Under Cricket Australia’s soon-to-be-announced model, all eight BBL teams will begin to take residence in a Melbourne hub over the final stage of the season.
Some matches will be relocated to Victoria, while some teams will be able to host home games in a fly-in, fly-out plan to still play around the country.
It’s understood chartered flights could be used for those matches outside Victoria in a bid to minimise contact with the public and the risk of further infection.
CA has so far had to postpone two matches in the tournament, but are determined to press on with outbreaks in both the Brisbane and Melbourne Stars camps.
Having all teams based in one city will allow organisers to swap the order of games if required, as was done on the Gold Coast this week after positive virus cases at the Brisbane Heat.
“It’s very complex.
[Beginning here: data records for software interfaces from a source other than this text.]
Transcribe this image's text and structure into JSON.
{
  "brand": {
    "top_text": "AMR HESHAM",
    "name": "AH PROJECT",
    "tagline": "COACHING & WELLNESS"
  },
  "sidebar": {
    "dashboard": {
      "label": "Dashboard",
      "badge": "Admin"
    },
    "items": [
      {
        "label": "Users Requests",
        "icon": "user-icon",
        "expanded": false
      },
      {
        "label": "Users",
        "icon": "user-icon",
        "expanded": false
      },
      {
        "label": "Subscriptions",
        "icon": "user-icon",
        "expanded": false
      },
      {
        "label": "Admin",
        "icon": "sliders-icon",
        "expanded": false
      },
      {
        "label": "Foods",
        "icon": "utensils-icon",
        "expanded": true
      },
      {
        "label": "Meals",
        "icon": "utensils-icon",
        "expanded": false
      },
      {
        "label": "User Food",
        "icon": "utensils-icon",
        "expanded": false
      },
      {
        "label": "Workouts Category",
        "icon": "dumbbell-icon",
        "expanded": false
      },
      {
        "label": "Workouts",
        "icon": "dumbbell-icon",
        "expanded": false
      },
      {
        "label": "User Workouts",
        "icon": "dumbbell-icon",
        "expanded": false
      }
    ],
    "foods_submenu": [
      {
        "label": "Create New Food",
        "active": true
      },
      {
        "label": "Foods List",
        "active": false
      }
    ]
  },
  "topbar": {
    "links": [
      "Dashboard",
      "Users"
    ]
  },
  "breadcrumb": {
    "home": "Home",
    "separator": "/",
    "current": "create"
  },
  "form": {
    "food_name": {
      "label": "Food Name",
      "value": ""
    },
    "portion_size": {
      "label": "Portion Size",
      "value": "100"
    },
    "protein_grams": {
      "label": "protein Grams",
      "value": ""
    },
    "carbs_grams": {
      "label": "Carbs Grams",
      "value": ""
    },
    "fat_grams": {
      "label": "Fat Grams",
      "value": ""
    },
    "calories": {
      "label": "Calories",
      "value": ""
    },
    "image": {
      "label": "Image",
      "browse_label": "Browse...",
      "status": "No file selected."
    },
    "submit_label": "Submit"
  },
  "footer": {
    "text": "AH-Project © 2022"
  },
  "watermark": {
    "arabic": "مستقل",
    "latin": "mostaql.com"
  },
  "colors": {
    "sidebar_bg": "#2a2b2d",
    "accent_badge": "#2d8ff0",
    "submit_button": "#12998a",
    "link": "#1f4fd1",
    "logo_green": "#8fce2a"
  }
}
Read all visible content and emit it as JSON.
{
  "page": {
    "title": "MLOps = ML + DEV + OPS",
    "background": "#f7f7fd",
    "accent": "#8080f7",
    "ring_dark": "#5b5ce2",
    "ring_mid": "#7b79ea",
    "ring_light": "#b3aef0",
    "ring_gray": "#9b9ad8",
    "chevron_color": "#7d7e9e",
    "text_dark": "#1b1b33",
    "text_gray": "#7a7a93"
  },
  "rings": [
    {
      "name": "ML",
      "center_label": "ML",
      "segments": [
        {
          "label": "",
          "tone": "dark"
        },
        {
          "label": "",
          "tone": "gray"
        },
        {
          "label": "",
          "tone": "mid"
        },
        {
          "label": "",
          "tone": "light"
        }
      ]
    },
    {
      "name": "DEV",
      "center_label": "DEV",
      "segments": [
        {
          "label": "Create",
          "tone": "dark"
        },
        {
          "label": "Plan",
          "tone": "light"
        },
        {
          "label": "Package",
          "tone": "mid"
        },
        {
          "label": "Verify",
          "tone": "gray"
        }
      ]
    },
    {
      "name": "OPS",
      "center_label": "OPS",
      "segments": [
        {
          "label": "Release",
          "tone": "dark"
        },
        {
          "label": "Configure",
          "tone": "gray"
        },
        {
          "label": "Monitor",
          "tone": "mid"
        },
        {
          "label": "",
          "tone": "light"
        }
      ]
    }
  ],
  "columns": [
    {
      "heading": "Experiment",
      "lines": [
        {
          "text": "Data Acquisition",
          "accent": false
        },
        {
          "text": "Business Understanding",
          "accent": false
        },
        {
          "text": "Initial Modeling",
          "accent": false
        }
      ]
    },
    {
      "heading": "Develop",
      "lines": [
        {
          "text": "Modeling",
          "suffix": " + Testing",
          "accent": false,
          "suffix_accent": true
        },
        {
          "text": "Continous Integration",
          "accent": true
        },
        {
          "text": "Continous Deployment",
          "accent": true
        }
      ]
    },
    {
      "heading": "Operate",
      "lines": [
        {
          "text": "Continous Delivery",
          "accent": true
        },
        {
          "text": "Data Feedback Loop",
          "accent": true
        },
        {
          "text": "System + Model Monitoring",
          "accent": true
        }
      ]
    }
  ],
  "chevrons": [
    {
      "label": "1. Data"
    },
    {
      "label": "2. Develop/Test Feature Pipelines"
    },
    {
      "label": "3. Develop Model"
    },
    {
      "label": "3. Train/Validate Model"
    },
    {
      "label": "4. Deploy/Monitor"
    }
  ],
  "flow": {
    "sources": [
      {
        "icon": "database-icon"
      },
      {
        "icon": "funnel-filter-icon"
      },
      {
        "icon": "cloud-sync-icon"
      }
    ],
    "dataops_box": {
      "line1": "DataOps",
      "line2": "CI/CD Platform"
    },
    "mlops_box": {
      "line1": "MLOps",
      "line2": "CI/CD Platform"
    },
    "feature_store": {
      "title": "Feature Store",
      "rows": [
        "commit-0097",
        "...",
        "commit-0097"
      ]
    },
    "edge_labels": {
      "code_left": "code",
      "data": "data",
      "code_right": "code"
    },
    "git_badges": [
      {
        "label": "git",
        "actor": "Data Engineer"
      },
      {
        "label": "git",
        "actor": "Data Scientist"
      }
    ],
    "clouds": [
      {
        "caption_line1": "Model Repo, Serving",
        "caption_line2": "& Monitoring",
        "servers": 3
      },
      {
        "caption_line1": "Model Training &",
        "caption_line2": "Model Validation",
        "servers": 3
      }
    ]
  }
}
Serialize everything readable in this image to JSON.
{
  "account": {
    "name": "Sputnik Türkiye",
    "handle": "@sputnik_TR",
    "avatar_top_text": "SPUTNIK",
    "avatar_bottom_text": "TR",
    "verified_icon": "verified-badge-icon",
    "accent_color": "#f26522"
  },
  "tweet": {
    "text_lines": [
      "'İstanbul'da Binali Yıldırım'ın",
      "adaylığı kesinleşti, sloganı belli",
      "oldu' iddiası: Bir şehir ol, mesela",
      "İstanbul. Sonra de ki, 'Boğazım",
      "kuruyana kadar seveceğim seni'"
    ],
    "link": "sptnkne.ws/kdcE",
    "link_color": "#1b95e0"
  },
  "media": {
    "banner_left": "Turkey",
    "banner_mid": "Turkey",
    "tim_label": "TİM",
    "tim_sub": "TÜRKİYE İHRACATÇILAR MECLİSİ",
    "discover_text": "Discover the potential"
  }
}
We are gradually moving the teams into Melbourne,” CA CEO Nick Hockley told SEN.
“We saw the other night we had a critical mass of teams in south-east Queensland, and we were able to rejig fixtures to keep going.
“The last 10 days of the group stage of the competition, we will be gradually moving teams into Melbourne.
“They will still fly in and fly out for games in home markets.
“But if a team is impacted it gives us much more opportunity to swap teams in.”
Hockley said his belief the competition could continue on was based on the fact the outbreaks were “predominantly” in only two teams.
The Heat were set to be missing at least 12 players for their clash with the Melbourne Renegades in Geelong on Thursday night, after a major outbreak in their squad.
It comes after their clash with the Sydney Sixers has been postponed twice this week, first on Tuesday night and then again on Wednesday.
The Melbourne Stars have also had one game postponed, but been forced to play two others with local replacement players filling in.
They should welcome back the bulk of their 12 infected players against Adelaide Strikers on Friday if negative PCR results return in time, but that won’t include Glenn Maxwell who tested positive for COVID-19.
The Sixers and Strikers remain the only teams unaffected, with the Sydney Thunder, Hobart Hurricanes, Renegades and Perth Scorchers having players unavailable at times this season.
However, Hockley insisted the integrity of the competition had not been damaged, with more than 20 regular season matches to be played plus finals.
“While it’s not ideal, it’s great the level of commitment everyone is showing to the competition continuing,” Hockley said.
“In every step we have prioritised the health and wellbeing of those involved.
“We have a clear plan now for the final run in. We are very confident we will be able to complete the competition fully.”